Wisconsin’s top elections administrator and election leaders in Milwaukee and Madison who silenced a call from the Trump White House as he was publicly certifying Biden’s narrow victory in the state, has been contacted by Smith’s team, a spokesperson said Tuesday.
One person familiar with Smith’s investigation said prosecutors in recent months have expressed interest in the ordeal of Ruby Freeman, a Georgia election worker who along with her daughter recounted to the House of Representative’s Jan. 6 committee how their lives became upended when Trump and allies latched onto surveillance footage to level since-debunked allegations of voter fraud.

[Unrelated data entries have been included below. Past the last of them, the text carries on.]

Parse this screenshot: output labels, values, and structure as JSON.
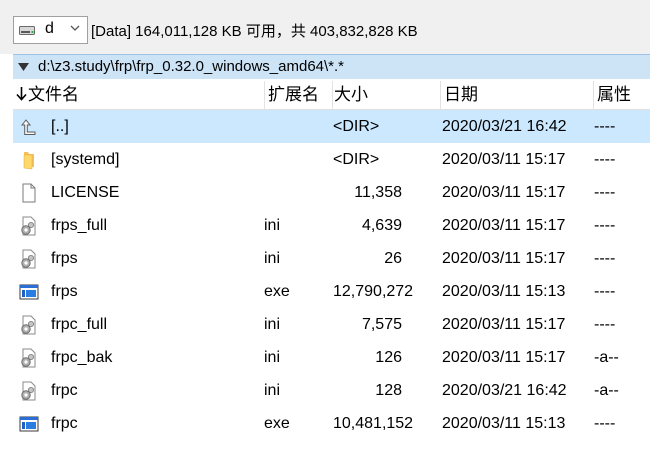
{
  "drivebar": {
    "drive_letter": "d",
    "drive_info": "[Data]  164,011,128 KB 可用，共 403,832,828 KB"
  },
  "pathbar": {
    "path": "d:\\z3.study\\frp\\frp_0.32.0_windows_amd64\\*.*"
  },
  "columns": {
    "name": "文件名",
    "ext": "扩展名",
    "size": "大小",
    "date": "日期",
    "attr": "属性"
  },
  "colors": {
    "selected_row": "#cce8ff",
    "path_bar": "#cde3f6"
  },
  "rows": [
    {
      "icon": "up-arrow-icon",
      "name": "[..]",
      "ext": "",
      "size": "<DIR>",
      "date": "2020/03/21 16:42",
      "attr": "----",
      "selected": true
    },
    {
      "icon": "folder-icon",
      "name": "[systemd]",
      "ext": "",
      "size": "<DIR>",
      "date": "2020/03/11 15:17",
      "attr": "----",
      "selected": false
    },
    {
      "icon": "blank-file-icon",
      "name": "LICENSE",
      "ext": "",
      "size": "11,358",
      "date": "2020/03/11 15:17",
      "attr": "----",
      "selected": false
    },
    {
      "icon": "settings-file-icon",
      "name": "frps_full",
      "ext": "ini",
      "size": "4,639",
      "date": "2020/03/11 15:17",
      "attr": "----",
      "selected": false
    },
    {
      "icon": "settings-file-icon",
      "name": "frps",
      "ext": "ini",
      "size": "26",
      "date": "2020/03/11 15:17",
      "attr": "----",
      "selected": false
    },
    {
      "icon": "executable-icon",
      "name": "frps",
      "ext": "exe",
      "size": "12,790,272",
      "date": "2020/03/11 15:13",
      "attr": "----",
      "selected": false
    },
    {
      "icon": "settings-file-icon",
      "name": "frpc_full",
      "ext": "ini",
      "size": "7,575",
      "date": "2020/03/11 15:17",
      "attr": "----",
      "selected": false
    },
    {
      "icon": "settings-file-icon",
      "name": "frpc_bak",
      "ext": "ini",
      "size": "126",
      "date": "2020/03/11 15:17",
      "attr": "-a--",
      "selected": false
    },
    {
      "icon": "settings-file-icon",
      "name": "frpc",
      "ext": "ini",
      "size": "128",
      "date": "2020/03/21 16:42",
      "attr": "-a--",
      "selected": false
    },
    {
      "icon": "executable-icon",
      "name": "frpc",
      "ext": "exe",
      "size": "10,481,152",
      "date": "2020/03/11 15:13",
      "attr": "----",
      "selected": false
    }
  ]
}
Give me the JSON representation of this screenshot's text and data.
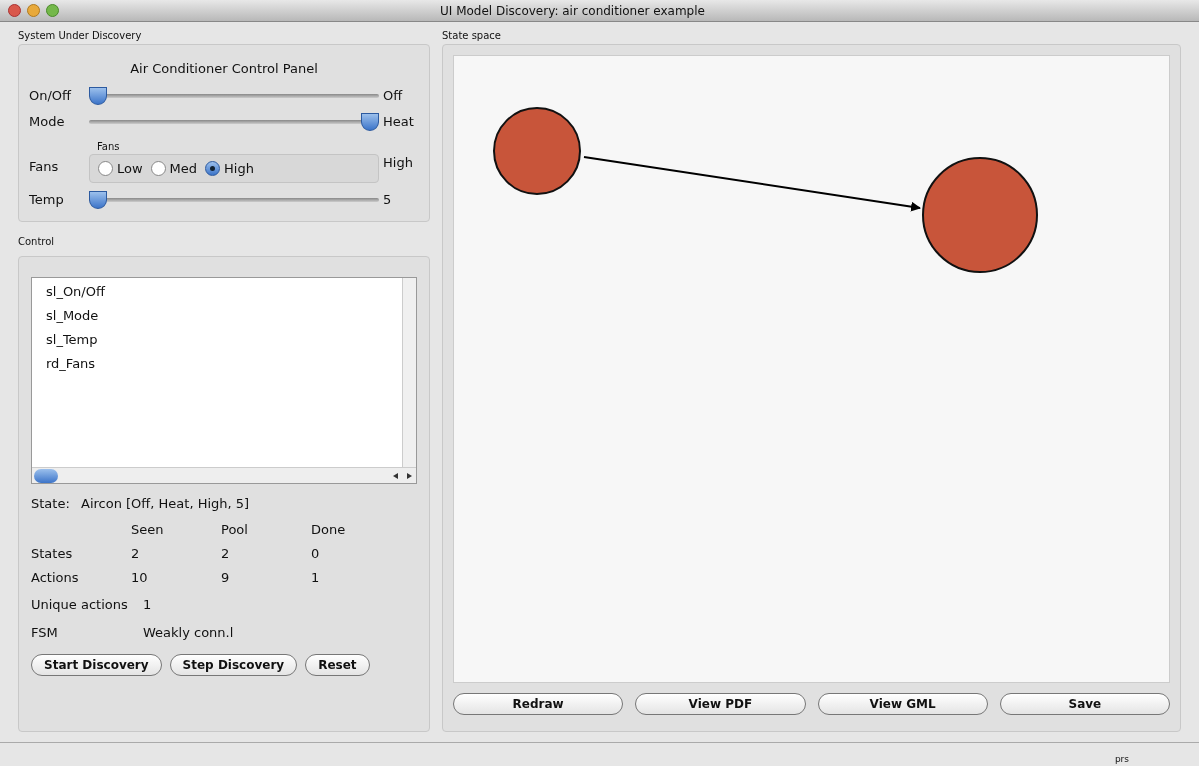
{
  "window": {
    "title": "UI Model Discovery: air conditioner example"
  },
  "system_panel": {
    "title": "System Under Discovery",
    "heading": "Air Conditioner Control Panel",
    "controls": [
      {
        "kind": "slider",
        "label": "On/Off",
        "level": 0,
        "reading": "Off"
      },
      {
        "kind": "slider",
        "label": "Mode",
        "level": 1,
        "reading": "Heat"
      },
      {
        "kind": "radio",
        "label": "Fans",
        "group_title": "Fans",
        "options": [
          {
            "label": "Low",
            "selected": false
          },
          {
            "label": "Med",
            "selected": false
          },
          {
            "label": "High",
            "selected": true
          }
        ],
        "reading": "High"
      },
      {
        "kind": "slider",
        "label": "Temp",
        "level": 0,
        "reading": "5"
      }
    ]
  },
  "control_panel": {
    "title": "Control",
    "items": [
      "sl_On/Off",
      "sl_Mode",
      "sl_Temp",
      "rd_Fans"
    ],
    "state_label": "State:",
    "state_value": "Aircon [Off, Heat, High, 5]",
    "table": {
      "columns": [
        "",
        "Seen",
        "Pool",
        "Done"
      ],
      "rows": [
        [
          "States",
          "2",
          "2",
          "0"
        ],
        [
          "Actions",
          "10",
          "9",
          "1"
        ]
      ]
    },
    "facts": [
      {
        "label": "Unique actions",
        "value": "1"
      },
      {
        "label": "FSM",
        "value": "Weakly conn.l"
      }
    ],
    "buttons": [
      "Start Discovery",
      "Step Discovery",
      "Reset"
    ]
  },
  "state_space": {
    "title": "State space",
    "buttons": [
      "Redraw",
      "View PDF",
      "View GML",
      "Save"
    ]
  },
  "status_bar": {
    "text": "prs"
  }
}
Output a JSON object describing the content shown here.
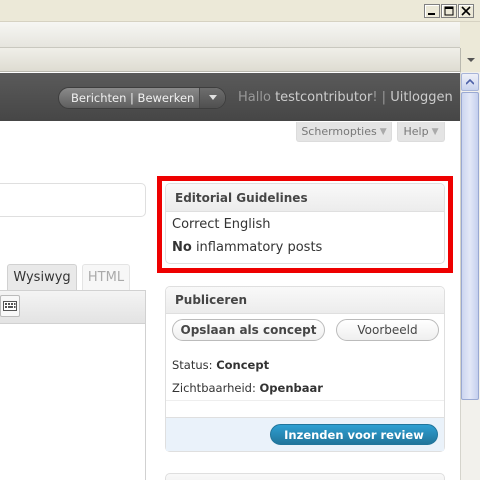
{
  "window": {
    "minimize_icon": "minimize-icon",
    "maximize_icon": "maximize-icon",
    "close_icon": "close-icon"
  },
  "adminbar": {
    "favorites_label": "Berichten | Bewerken",
    "greeting_prefix": "Hallo ",
    "username": "testcontributor",
    "greeting_suffix": "!",
    "separator": " | ",
    "logout_label": "Uitloggen",
    "background": "#464646"
  },
  "screen_meta": {
    "screen_options_label": "Schermopties",
    "help_label": "Help"
  },
  "editor": {
    "tab_visual": "Wysiwyg",
    "tab_html": "HTML"
  },
  "guidelines": {
    "title": "Editorial Guidelines",
    "line1": "Correct English",
    "line2_bold": "No",
    "line2_rest": " inflammatory posts",
    "highlight_color": "#ee0000"
  },
  "publish": {
    "title": "Publiceren",
    "save_draft_label": "Opslaan als concept",
    "preview_label": "Voorbeeld",
    "status_label": "Status: ",
    "status_value": "Concept",
    "visibility_label": "Zichtbaarheid: ",
    "visibility_value": "Openbaar",
    "submit_label": "Inzenden voor review",
    "submit_color": "#21759b"
  }
}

Smith’s team has subpoenaed Raffensperger’s office for any “security video or security footage, or any other video of any kind” from State Farm Arena in Atlanta on Nov. 3, 2020, according to a copy of the document obtained by The Associated Press. That’s the video Rudy Giuliani and other Trump allies have claimed showed Fulton County election workers, including Freeman, pulling “suitcases of ballots” from under a table. Georgia officials have repeatedly called those claims false.

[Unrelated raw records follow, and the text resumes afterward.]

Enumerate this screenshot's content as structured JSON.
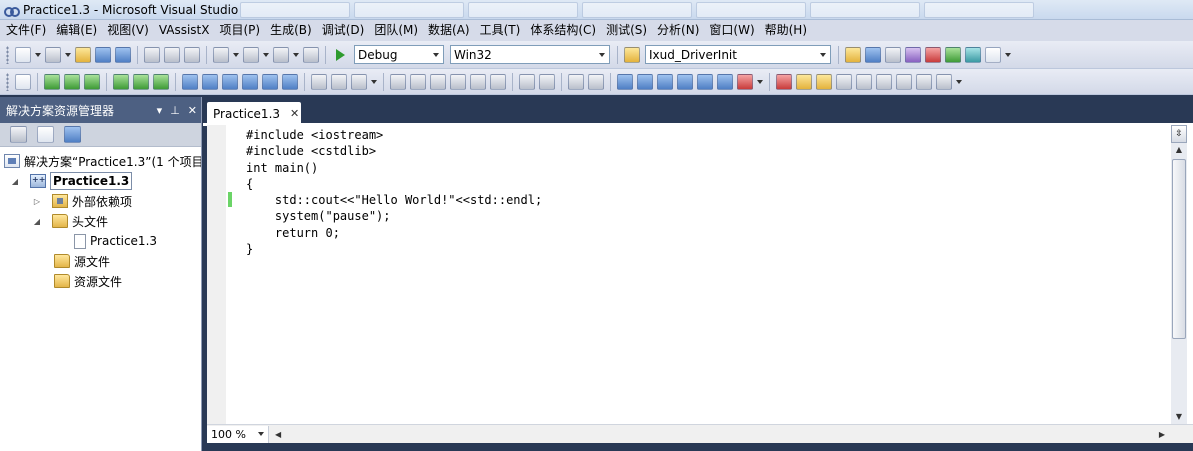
{
  "window": {
    "title": "Practice1.3 - Microsoft Visual Studio"
  },
  "menu": {
    "items": [
      "文件(F)",
      "编辑(E)",
      "视图(V)",
      "VAssistX",
      "项目(P)",
      "生成(B)",
      "调试(D)",
      "团队(M)",
      "数据(A)",
      "工具(T)",
      "体系结构(C)",
      "测试(S)",
      "分析(N)",
      "窗口(W)",
      "帮助(H)"
    ]
  },
  "toolbar": {
    "config": "Debug",
    "platform": "Win32",
    "find_target": "Ixud_DriverInit"
  },
  "solution_explorer": {
    "title": "解决方案资源管理器",
    "pin_glyph": "▾ ⊥ ✕",
    "solution_label": "解决方案“Practice1.3”(1 个项目)",
    "project_label": "Practice1.3",
    "external_deps": "外部依赖项",
    "header_files": "头文件",
    "header_file_item": "Practice1.3",
    "source_files": "源文件",
    "resource_files": "资源文件"
  },
  "editor": {
    "tab_label": "Practice1.3",
    "tab_close": "✕",
    "code_lines": [
      "#include <iostream>",
      "#include <cstdlib>",
      "int main()",
      "{",
      "    std::cout<<\"Hello World!\"<<std::endl;",
      "    system(\"pause\");",
      "    return 0;",
      "}"
    ],
    "zoom": "100 %"
  }
}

A consistent area of interest for investigators has been the role played by Trump-allied lawyers in helping him cling to power, according to people familiar with the investigation who, like others interviewed for the story, spoke on condition of anonymity to discuss an ongoing criminal probe.
Sidney Powell, promoted baseless claims of voter fraud and pushed an idea — vigorously opposed by Trump’s lawyers at the White House — that Trump had the authority under an earlier executive order to seize state voting machines.
Charles Burnham, a lawyer for Eastman, said Tuesday that his client had not received a target letter. “We don’t expect one since raising concerns about illegality in the conduct of an election is not now and has never been sanctionable,” he said. A lawyer for Powell declined to comment.
Multiple witnesses have been asked about a heated Dec. 18, 2020 meeting at the White House in which outside advisers, including Powell, raised the voting machines idea, people familiar with the matter said. The meeting, which devolved into a shouting match, featured prominently in the House Jan. 6 investigation, with former White House official Cassidy Hutchinson memorably describing it as “unhinged.”
Giuliani, a Trump lawyer who participated in the meeting and who spearheaded legal challenges to the election results, was asked about that meeting during a voluntary interview with Smith’s team and also detailed to prosecutors Powell’s involvement in failed efforts to overturn the election, according to a person familiar with his account. Giuliani has not received a target letter.
Giuliani’s interview was part of what’s known as a proffer agreement, the person said, in which a person speaks voluntarily with investigators while prosecutors agree not to use those statements in any criminal case they might bring. Prosecutors have worked to negotiate similar arrangements with other witnesses.
As prosecutors dig into efforts by Trump allies to thwart Biden’s victory, they’ve focused on the creation of slates of fake electors from key states captured by Biden who were enlisted by Trump and his allies to sign false certificates stating that Trump had actually won.
Smith’s team has also focused on Trump’s efforts to punish officials from his administration who contradicted his false election fraud claims.
Chris Krebs, who was fired by Trump as director of the Department of Homeland Security’s cybersecurity agency after vouching for the integrity of the 2020 vote, was interviewed by prosecutors a couple of months ago about the perceived retaliation, according to a person familiar with the questioning.
Associated Press writers Kate Brumback and Christina A. Cassidy in Atlanta, Scott Bauer in Madison, Wis., Jonathan J. Cooper in Phoenix, Joey Cappelletti in Lansing, Mich., and Jill Colvin in New York contributed to this report.